Not quite like the oxygen we breathe, dissolved oxygen (DO) refers to the amount of oxygen present in a body of water. DO levels are one of the primary conditions that determine an aquatic environment’s ability to host flora and fauna, making it an essential indicator of water quality. The surrounding atmosphere and photosynthetic process of aquatic plants introduce DO into water systems, but living organisms like fish aren’t the only force depleting or consuming this DO. Bacteria also require DO to thrive, and in water with an overabundance of nutrients in the water, algal blooms can signal an upset in the ecological balance. With DO playing such a crucial role in the world’s water systems, accurately measuring DO levels is imperative for scientists who study aquatic ecosystems.
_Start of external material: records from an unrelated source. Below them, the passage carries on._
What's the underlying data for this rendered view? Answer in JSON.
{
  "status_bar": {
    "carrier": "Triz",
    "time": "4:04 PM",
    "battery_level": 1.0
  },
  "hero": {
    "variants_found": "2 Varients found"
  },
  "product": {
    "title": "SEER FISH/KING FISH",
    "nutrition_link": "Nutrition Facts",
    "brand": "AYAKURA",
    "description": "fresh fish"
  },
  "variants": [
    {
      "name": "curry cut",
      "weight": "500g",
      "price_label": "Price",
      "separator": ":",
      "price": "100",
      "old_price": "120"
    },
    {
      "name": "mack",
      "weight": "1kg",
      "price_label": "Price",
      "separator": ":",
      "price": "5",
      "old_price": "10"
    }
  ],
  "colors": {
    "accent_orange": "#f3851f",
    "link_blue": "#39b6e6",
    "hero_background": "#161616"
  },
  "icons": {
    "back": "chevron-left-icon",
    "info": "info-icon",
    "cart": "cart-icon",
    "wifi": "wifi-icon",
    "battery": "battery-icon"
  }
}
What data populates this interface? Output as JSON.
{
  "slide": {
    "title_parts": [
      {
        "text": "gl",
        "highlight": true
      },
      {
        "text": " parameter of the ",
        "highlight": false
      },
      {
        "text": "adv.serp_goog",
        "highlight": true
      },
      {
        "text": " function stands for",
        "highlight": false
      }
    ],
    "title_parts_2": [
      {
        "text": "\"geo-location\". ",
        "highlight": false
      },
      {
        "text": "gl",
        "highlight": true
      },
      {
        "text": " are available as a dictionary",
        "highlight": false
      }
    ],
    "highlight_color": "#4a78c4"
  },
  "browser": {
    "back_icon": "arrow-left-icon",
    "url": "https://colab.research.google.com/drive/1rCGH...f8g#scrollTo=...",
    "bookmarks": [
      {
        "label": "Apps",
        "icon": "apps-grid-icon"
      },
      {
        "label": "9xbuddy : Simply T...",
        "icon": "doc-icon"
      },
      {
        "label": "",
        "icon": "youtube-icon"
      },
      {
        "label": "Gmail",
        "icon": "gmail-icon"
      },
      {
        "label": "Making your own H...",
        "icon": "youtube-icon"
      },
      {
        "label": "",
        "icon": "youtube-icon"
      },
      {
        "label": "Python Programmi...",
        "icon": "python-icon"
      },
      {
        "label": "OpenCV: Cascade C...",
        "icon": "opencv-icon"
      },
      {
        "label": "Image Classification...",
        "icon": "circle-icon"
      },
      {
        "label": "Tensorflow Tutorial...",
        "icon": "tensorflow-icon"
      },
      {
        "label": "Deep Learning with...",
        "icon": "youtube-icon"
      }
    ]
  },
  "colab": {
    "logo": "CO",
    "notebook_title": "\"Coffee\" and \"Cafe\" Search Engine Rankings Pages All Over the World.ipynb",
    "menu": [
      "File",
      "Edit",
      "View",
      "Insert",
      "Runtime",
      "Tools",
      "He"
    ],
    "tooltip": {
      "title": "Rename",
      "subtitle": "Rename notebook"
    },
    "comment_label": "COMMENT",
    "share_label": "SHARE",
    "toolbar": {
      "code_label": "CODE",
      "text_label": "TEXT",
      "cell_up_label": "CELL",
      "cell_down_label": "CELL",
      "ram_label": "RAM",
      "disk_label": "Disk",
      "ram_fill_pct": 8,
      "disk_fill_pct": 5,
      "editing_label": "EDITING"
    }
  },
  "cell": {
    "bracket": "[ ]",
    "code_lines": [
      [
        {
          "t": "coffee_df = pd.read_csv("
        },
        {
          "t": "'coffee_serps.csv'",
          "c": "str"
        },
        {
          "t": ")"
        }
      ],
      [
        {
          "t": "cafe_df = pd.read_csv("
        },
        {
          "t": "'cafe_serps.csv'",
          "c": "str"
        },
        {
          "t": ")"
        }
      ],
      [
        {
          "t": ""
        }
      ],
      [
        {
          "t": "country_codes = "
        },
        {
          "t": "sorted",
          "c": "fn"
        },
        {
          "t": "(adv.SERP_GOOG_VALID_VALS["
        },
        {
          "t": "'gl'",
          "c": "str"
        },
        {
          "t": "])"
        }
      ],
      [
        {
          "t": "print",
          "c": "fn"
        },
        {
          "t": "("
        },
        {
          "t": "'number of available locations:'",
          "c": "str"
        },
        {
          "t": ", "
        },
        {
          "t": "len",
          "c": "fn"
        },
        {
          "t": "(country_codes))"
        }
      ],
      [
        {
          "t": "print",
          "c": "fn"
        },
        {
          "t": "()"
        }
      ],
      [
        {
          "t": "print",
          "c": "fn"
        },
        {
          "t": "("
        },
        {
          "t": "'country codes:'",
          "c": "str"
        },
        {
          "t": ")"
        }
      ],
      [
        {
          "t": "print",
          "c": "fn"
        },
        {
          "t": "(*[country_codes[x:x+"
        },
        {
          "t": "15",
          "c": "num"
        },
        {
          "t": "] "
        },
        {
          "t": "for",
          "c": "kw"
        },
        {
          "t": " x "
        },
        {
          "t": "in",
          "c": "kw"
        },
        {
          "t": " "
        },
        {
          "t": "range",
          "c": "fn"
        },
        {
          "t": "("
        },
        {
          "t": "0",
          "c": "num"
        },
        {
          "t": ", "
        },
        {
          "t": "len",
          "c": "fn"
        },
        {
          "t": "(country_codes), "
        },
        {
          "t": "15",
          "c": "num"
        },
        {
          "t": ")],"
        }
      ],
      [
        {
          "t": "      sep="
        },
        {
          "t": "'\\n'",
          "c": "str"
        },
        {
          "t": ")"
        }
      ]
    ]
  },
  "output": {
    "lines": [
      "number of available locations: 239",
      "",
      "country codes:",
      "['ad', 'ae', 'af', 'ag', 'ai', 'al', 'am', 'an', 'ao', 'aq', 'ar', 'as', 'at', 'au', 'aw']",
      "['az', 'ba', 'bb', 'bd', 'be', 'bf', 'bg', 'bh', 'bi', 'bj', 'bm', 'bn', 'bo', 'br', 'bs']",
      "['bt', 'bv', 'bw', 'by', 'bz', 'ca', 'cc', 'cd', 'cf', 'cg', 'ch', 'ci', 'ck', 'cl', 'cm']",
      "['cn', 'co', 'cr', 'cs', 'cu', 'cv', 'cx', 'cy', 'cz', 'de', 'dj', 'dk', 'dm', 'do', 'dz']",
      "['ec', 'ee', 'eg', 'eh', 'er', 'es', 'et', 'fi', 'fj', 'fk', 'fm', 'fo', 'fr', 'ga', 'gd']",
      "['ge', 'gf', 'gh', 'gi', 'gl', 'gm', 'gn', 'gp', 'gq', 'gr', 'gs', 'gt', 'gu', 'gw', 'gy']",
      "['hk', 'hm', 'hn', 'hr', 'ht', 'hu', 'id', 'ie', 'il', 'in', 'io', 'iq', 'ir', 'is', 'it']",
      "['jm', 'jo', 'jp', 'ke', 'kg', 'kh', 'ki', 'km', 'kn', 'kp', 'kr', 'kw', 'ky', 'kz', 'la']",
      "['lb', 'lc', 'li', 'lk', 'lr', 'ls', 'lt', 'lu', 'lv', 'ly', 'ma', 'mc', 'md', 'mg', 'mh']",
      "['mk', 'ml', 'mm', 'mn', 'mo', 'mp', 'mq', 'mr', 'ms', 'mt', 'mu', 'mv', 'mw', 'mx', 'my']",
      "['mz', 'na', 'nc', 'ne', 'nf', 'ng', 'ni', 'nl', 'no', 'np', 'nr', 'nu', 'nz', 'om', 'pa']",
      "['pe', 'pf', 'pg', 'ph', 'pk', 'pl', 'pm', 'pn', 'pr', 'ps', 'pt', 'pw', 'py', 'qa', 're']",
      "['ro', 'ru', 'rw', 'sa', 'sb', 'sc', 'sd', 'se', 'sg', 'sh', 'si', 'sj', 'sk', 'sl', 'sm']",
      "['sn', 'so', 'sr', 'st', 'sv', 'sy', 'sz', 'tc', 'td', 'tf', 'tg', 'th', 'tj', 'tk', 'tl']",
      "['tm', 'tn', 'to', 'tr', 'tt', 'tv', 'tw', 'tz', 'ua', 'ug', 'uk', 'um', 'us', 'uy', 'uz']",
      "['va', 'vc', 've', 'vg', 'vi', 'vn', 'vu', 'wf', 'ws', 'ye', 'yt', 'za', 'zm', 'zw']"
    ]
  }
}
An overabundance of phycoerythrin can indicate a problematic nutrient imbalance within a water body. Harmful algal blooms associated with Rhodophyta are sometimes referred to as the toxic “red tide,” but phycoerythrin has also been a positive force in the field of water research. Fluorescent dyes like that which have been derived from phycoerythrin are crucial tools for ecological researchers. Other fields have begun investigating the pigment as an antioxidant for nutritional or medicinal uses.

Since chlorophyll fluorescence cannot be used to accurately determine cyanobacterial presence, analyzing phycobilin concentrations is essential for detecting, quantifying and monitoring cyanobacterial levels. Optical kits are used to quickly and easily detect this portion of the phytoplankton population.

How Do We Measure Phycoerythrin in Water?

Using a fluorescence method, PME’s Interchangeable C-FLUOR Logger and Fixed Cyclops-7 Logger are both capable of measuring phycoerythrin concentrations in waterbodies. The C-FLUOR logger boasts a measurement capacity ranging from 0 to 700 ppb (parts per billion) at a minimum detection limit of 0.1 ppb. The Cyclops-7 Logger also features a minimum detection limit of 0.1 ppb and can detect phycoerythrin concentration up to 750 ppb for projects studying heightened concentrations.

Products Measuring Phycoerythrin

Interchangeable C-FLUOR Logger

Fixed Cyclops-7 Logger